'Our Boys Nation journey'

During the graduation ceremony of the 66th session of The American Legion Boys Nation program, congratulatory remarks were provided by staff members to the 98 young men for their outstanding achievement. Boys Nation president Jonathan Hess, from Tuscaloosa, Ala., also provided closing remarks on the values and morals that the program ministers to today’s generation.

"Here we stand, gentleman, at the end of our Boys Nation journey. Only a week ago, all 98 of us set out from homes all across this great country. We brought different ideas, different goals and different outlooks on life with us. And all 98 of us sat down in this room together, not even knowing each other’s names, and tackled the greatest problems facing our country. We crafted party platforms that somehow fit both staunch conservatives and stout liberals. We elected our own leaders and debated on some of the most controversial issues of our time with more mutual respect than our lawmakers on Capitol Hill could ever hope to achieve.

"In an era when parties and politics create inefficiency and gridlock, we put aside labels and truly decided what we thought would be best for our country. In a time when animosity prevents democracy, we stepped across the aisle and shook hands with those whose ideas differed from our own. We did not contest, we compromised; we did not argue, we debated. Although our conduct and decorum are commendable, our accomplishments are even more so.

"Education and energy, ethics and capital punishment – our senate created laws directly addressing these problems of our nation. And no major area of government left our focus. We debated moving arms production exclusively to our home soil; we discussed overwhelming taxes on farms passed down from generation to generation; and we passed laws requiring nonprofits to actually disclose how much of their acquired donations help those who need it the most. But the bills we passed are not the most memorable part of the program.

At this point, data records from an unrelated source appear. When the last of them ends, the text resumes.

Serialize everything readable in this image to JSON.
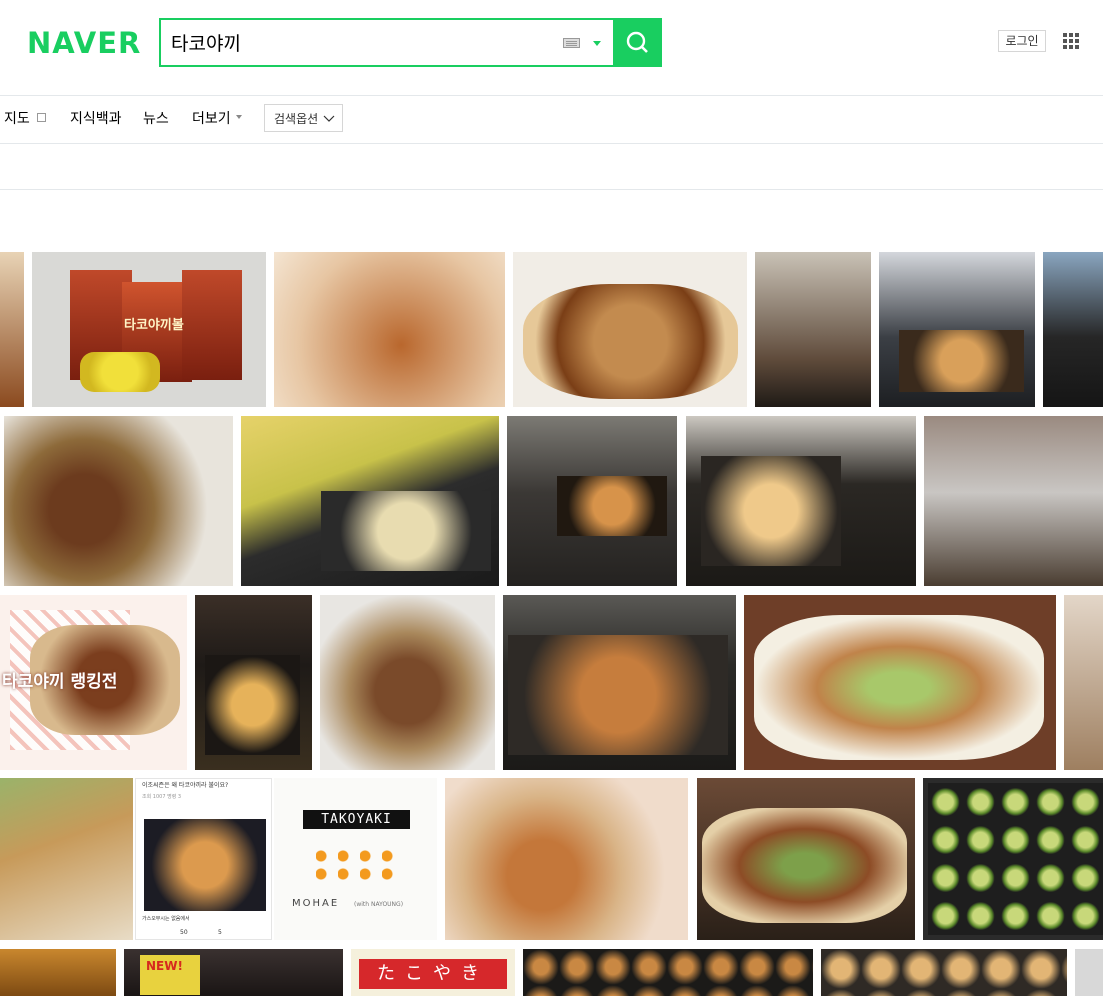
{
  "header": {
    "logo": "NAVER",
    "search_value": "타코야끼",
    "login_label": "로그인"
  },
  "tabs": {
    "map": "지도",
    "dictionary": "지식백과",
    "news": "뉴스",
    "more": "더보기",
    "options": "검색옵션"
  },
  "thumbnails": {
    "snack_package_text": "타코야끼볼",
    "ranking_text": "타코야끼 랭킹전",
    "blog_title": "이조씨즌은 왜 타코야끼라 불이요?",
    "blog_meta": "조회 1007 명령 3",
    "blog_caption": "가스오부시는 없음에서",
    "blog_like_count": "50",
    "blog_comment_count": "5",
    "takoyaki_brand": "TAKOYAKI",
    "mohae_text": "MOHAE",
    "mohae_sub": "(with NAYOUNG)",
    "kana_sign": "たこやき",
    "neon_sign": "NEW!"
  },
  "colors": {
    "brand_green": "#19ce60"
  }
}
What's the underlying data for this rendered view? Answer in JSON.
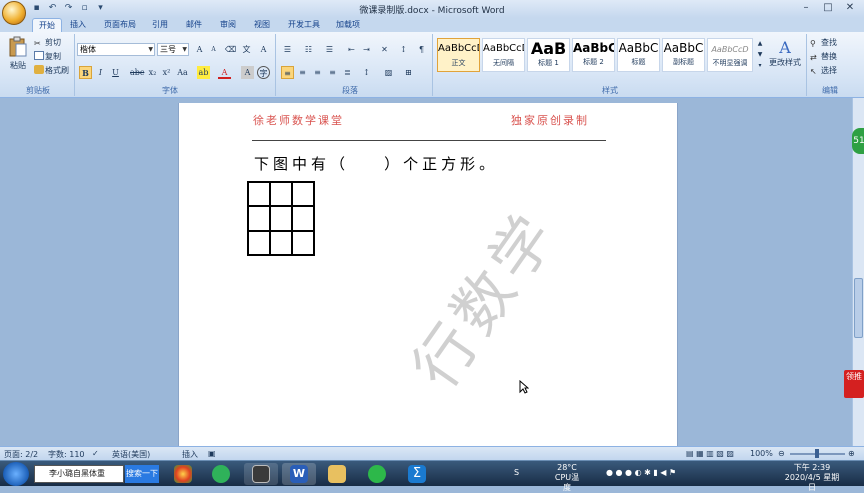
{
  "window": {
    "title": "微课录制版.docx - Microsoft Word"
  },
  "tabs": [
    "开始",
    "插入",
    "页面布局",
    "引用",
    "邮件",
    "审阅",
    "视图",
    "开发工具",
    "加载项"
  ],
  "clipboard": {
    "paste": "粘贴",
    "cut": "剪切",
    "copy": "复制",
    "format_painter": "格式刷",
    "label": "剪贴板"
  },
  "font": {
    "name": "楷体",
    "size": "三号",
    "label": "字体"
  },
  "paragraph": {
    "label": "段落"
  },
  "styles": {
    "label": "样式",
    "items": [
      {
        "sample": "AaBbCcD",
        "name": "正文"
      },
      {
        "sample": "AaBbCcD",
        "name": "无间隔"
      },
      {
        "sample": "AaB",
        "name": "标题 1"
      },
      {
        "sample": "AaBbC",
        "name": "标题 2"
      },
      {
        "sample": "AaBbC",
        "name": "标题"
      },
      {
        "sample": "AaBbC",
        "name": "副标题"
      },
      {
        "sample": "AaBbCcD",
        "name": "不明显强调"
      }
    ],
    "change_styles": "更改样式"
  },
  "editing": {
    "find": "查找",
    "replace": "替换",
    "select": "选择",
    "label": "编辑"
  },
  "document": {
    "header_left": "徐老师数学课堂",
    "header_right": "独家原创录制",
    "question": "下图中有（    ）个正方形。",
    "watermark": "行数学"
  },
  "side": {
    "badge": "领推",
    "bubble": "51"
  },
  "statusbar": {
    "page": "页面: 2/2",
    "words": "字数: 110",
    "language": "英语(美国)",
    "mode": "插入",
    "zoom": "100%"
  },
  "taskbar": {
    "search_text": "李小璐自黑体重",
    "search_button": "搜索一下",
    "weather_temp": "28°C",
    "weather_label": "CPU温度",
    "time": "下午 2:39",
    "date": "2020/4/5 星期日"
  }
}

"Who stands at the front of this room will eventually be forgotten; the record of laws passed will not stand the test of time. The relationships that we have made here will stay with us for the rest of our lives. Walking through memorials with our dedicated Legion staff; strategizing for campaigns with close friends; even just enjoying a meal with friends from other states — these are the things that will stick with us for years to come.

"Lifelong connections are forged at Boys Nation and rewarding friendships that will last decades. None of these things would be remotely possible without the entire support of The American Legion — an organization comprised of men who have worn the uniform and fought fearlessly for our great nation, even under fear of death. This organization not only serves its own members, but all the youth in the country through its leadership programs. I speak for every delegate here in thanking The American Legion for their dedicated service.

"Oftentimes we hear the cliché that the journey is more important than its destination. I feel that our destination is just as critical as our journey. We have enjoyed our Boys Nation journey. We learned, made friends and forged connections during our stay here in Washington. But in a way, this journey was about ourselves — we were the ones who grew, we were the ones who learned. Now, we have reached our destination, and we must give back.

"It is time for us to lead, for us to succeed. It is no longer the time to merely talk about the solutions to the problems of this nation; it is time to solve the problems of this nation. Service is the destination of our Boys Nation journey – a week that shapes a lifetime."